• Source data:
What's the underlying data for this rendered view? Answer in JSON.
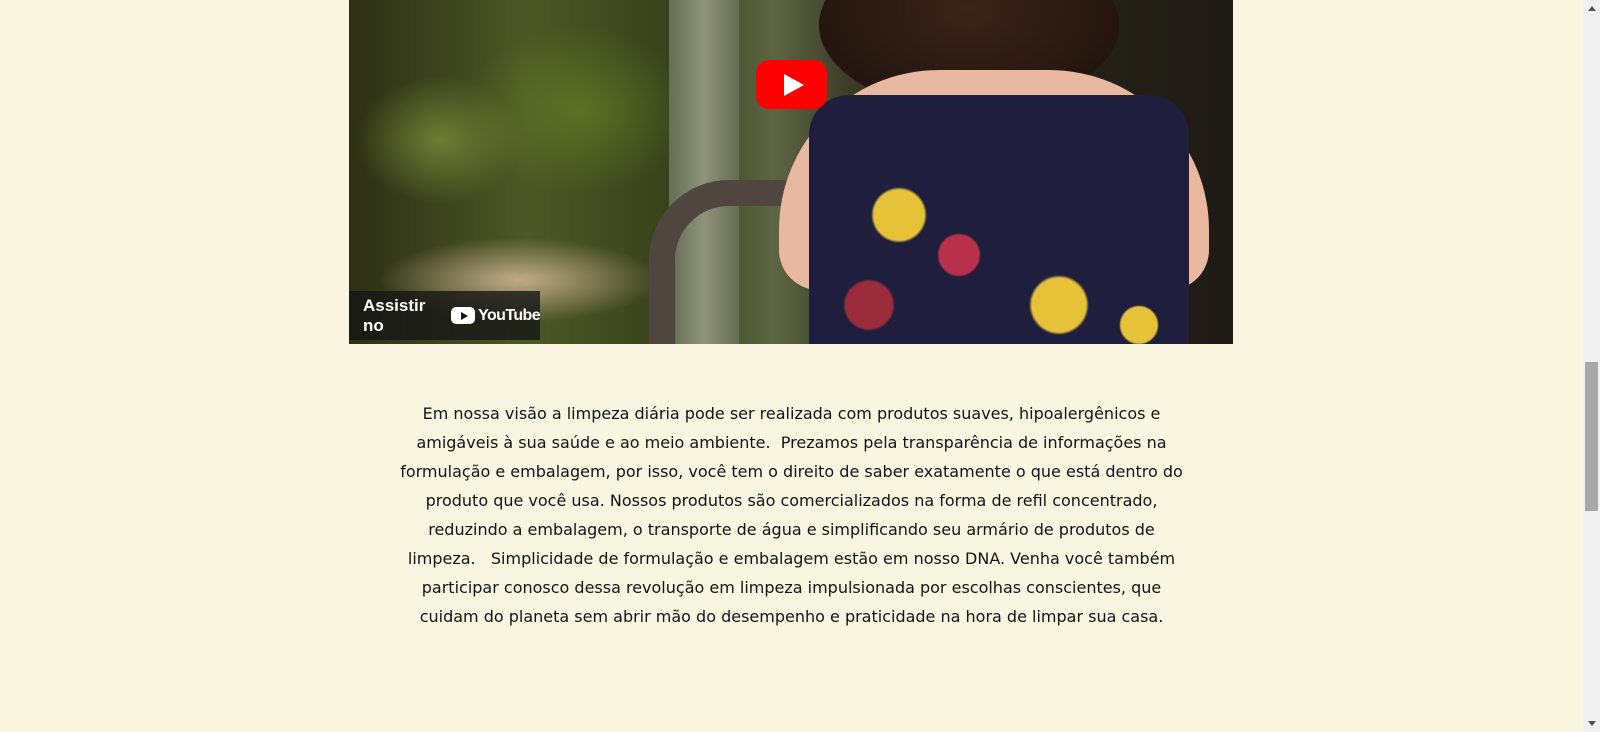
{
  "video": {
    "watch_on_label": "Assistir no",
    "youtube_wordmark": "YouTube",
    "play_button_color": "#ff0000",
    "icons": [
      "play-icon",
      "youtube-logo-icon"
    ]
  },
  "description": {
    "text": "Em nossa visão a limpeza diária pode ser realizada com produtos suaves, hipoalergênicos e amigáveis à sua saúde e ao meio ambiente.  Prezamos pela transparência de informações na formulação e embalagem, por isso, você tem o direito de saber exatamente o que está dentro do produto que você usa. Nossos produtos são comercializados na forma de refil concentrado, reduzindo a embalagem, o transporte de água e simplificando seu armário de produtos de limpeza.   Simplicidade de formulação e embalagem estão em nosso DNA. Venha você também participar conosco dessa revolução em limpeza impulsionada por escolhas conscientes, que cuidam do planeta sem abrir mão do desempenho e praticidade na hora de limpar sua casa."
  },
  "colors": {
    "page_background": "#f8f6e1",
    "text": "#141414"
  }
}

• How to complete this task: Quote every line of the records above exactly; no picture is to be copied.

• Task output:
What's the underlying data for this rendered view? Answer in JSON.
{
  "video": {
    "watch_on_label": "Assistir no",
    "youtube_wordmark": "YouTube",
    "play_button_color": "#ff0000",
    "icons": [
      "play-icon",
      "youtube-logo-icon"
    ]
  },
  "description": {
    "text": "Em nossa visão a limpeza diária pode ser realizada com produtos suaves, hipoalergênicos e amigáveis à sua saúde e ao meio ambiente.  Prezamos pela transparência de informações na formulação e embalagem, por isso, você tem o direito de saber exatamente o que está dentro do produto que você usa. Nossos produtos são comercializados na forma de refil concentrado, reduzindo a embalagem, o transporte de água e simplificando seu armário de produtos de limpeza.   Simplicidade de formulação e embalagem estão em nosso DNA. Venha você também participar conosco dessa revolução em limpeza impulsionada por escolhas conscientes, que cuidam do planeta sem abrir mão do desempenho e praticidade na hora de limpar sua casa."
  },
  "colors": {
    "page_background": "#f8f6e1",
    "text": "#141414"
  }
}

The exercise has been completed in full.